There's a video on how to form the rolls here.
This is based on Chinese scallion pancakes, a street food. It's made with white flour and it's pan-fried, but they're so crispy-chewy and delicious you can get quite a lot of vegetable matter into one diner in a cup of flour without deep-frying. For my first try I made four pancakes, all different, for two of us. I grated half an onion, a small zucchini, a beet, a carrot and half a green tomato. I concluded that the beet pancake was the tastiest. It also happens to be the vegetable that's (a) available all winter without importing, and (b) is jam-packed with veggie nutrients.
Here are some pictures to inspire you. If you want to try it, I'd suggest looking at the site where I found the instructions.
I put finely sliced onions in all four. Flouring the board will help, but cramming this quantity of vegetables into Chinese hot water dough is messy, any way you cut it. You can brush oil onto the pancake before you flip it. They need to be flipped back & forth a few times, so they don't burn.
Instead of fussing with self-serving my small, delicate homemade tortillas I make a stack with refried beans between them. Served with salsa and a bowl of squash soup, it has eye appeal, it eats like comfort food, and it has all the ingredients I want to be eating.
Black bean soup and fried polenta
The crispiness of frying cold corn porridge is the key to the acceptance of this meal. Boiled vegetables (on his most-hated list) are hidden in the pureeing of the soup. Recipe
This is based on one of those recipes that non-vegetarians make when they invite a vegetarian over for dinner. Craig loves it and I can pack it with good foods that all taste like the best poultry stuffing – because I use the fresh (or frozen) sage and thyme from our garden.

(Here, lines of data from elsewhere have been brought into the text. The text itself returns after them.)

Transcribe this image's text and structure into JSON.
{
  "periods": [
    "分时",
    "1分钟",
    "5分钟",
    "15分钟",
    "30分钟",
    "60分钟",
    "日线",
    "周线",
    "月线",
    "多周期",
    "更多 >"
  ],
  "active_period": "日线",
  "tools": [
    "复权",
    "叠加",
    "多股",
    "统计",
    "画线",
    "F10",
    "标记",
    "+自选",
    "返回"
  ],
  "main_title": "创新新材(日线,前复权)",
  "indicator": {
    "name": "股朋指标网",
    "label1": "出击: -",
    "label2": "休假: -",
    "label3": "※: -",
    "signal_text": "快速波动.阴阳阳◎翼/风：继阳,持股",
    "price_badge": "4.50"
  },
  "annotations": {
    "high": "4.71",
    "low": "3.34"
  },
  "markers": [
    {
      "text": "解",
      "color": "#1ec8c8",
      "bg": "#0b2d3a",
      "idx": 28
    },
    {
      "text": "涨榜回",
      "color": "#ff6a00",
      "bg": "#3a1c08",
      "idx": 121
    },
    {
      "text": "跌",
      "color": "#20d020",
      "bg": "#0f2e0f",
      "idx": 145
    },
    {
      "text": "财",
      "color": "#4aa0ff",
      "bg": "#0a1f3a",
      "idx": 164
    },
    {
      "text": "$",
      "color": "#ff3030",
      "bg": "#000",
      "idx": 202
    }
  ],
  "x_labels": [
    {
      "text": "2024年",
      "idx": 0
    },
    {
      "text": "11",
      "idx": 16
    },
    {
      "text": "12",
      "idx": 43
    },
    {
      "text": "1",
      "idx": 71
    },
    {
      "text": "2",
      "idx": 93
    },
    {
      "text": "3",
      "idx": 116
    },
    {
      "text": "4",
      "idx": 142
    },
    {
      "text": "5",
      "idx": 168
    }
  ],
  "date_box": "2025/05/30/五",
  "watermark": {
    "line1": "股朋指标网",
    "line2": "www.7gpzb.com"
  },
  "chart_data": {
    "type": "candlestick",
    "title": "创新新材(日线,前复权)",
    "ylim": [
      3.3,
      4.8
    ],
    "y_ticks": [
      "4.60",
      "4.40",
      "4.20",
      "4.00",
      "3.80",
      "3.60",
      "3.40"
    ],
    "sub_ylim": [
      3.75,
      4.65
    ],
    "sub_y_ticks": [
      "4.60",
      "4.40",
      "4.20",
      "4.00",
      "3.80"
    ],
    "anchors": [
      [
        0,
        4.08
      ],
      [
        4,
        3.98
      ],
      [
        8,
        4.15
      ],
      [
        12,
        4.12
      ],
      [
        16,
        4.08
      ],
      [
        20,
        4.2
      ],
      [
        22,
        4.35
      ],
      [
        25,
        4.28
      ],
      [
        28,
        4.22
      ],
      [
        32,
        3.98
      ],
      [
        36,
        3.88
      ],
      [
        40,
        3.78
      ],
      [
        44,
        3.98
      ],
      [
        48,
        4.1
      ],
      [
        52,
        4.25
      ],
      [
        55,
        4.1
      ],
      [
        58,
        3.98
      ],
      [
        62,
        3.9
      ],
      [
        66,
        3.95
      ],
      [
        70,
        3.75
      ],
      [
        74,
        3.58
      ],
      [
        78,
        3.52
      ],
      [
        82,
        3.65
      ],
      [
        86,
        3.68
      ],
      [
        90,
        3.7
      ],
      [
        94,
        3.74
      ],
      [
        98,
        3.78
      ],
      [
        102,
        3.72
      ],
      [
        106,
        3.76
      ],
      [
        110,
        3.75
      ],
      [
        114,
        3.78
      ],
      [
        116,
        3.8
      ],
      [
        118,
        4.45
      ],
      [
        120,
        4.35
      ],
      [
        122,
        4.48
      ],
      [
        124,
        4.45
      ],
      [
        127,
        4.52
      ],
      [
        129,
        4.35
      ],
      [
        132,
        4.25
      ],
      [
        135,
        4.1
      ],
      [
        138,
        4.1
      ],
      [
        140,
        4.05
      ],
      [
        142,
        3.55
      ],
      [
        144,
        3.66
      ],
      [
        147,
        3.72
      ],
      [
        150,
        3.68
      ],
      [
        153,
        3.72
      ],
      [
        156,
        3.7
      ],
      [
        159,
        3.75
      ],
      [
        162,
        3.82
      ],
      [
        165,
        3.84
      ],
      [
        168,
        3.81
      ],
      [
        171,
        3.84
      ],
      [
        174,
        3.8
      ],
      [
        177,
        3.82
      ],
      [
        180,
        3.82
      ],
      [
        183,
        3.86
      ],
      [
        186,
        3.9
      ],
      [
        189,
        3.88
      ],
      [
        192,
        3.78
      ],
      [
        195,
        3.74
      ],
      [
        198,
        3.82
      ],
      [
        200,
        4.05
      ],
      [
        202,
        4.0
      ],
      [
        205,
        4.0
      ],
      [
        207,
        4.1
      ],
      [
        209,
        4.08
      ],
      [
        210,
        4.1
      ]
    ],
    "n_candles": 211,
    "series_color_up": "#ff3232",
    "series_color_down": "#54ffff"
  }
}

1 cup bread crumbs (from dried crusts of good bread)
1 cup grated old cheddar
1 cup finely minced onions
1 cup grated zucchini or other vegetable
10 fresh sage leaves, snipped
3 twigs fresh thyme, not the woody parts
1/2 a sweet pepper diced, or a grated carrot
salt, pepper (lots)
Stir well with a kitchen knife, then add:
2 cups cooked black beans (Soak overnight in slow cooker and cook till tender on high, then rinse, drain and freeze in 1 cup snack bags)
Bake in a greased casserole 35 minutes at 350F (Don't overcook it, or it will dry out)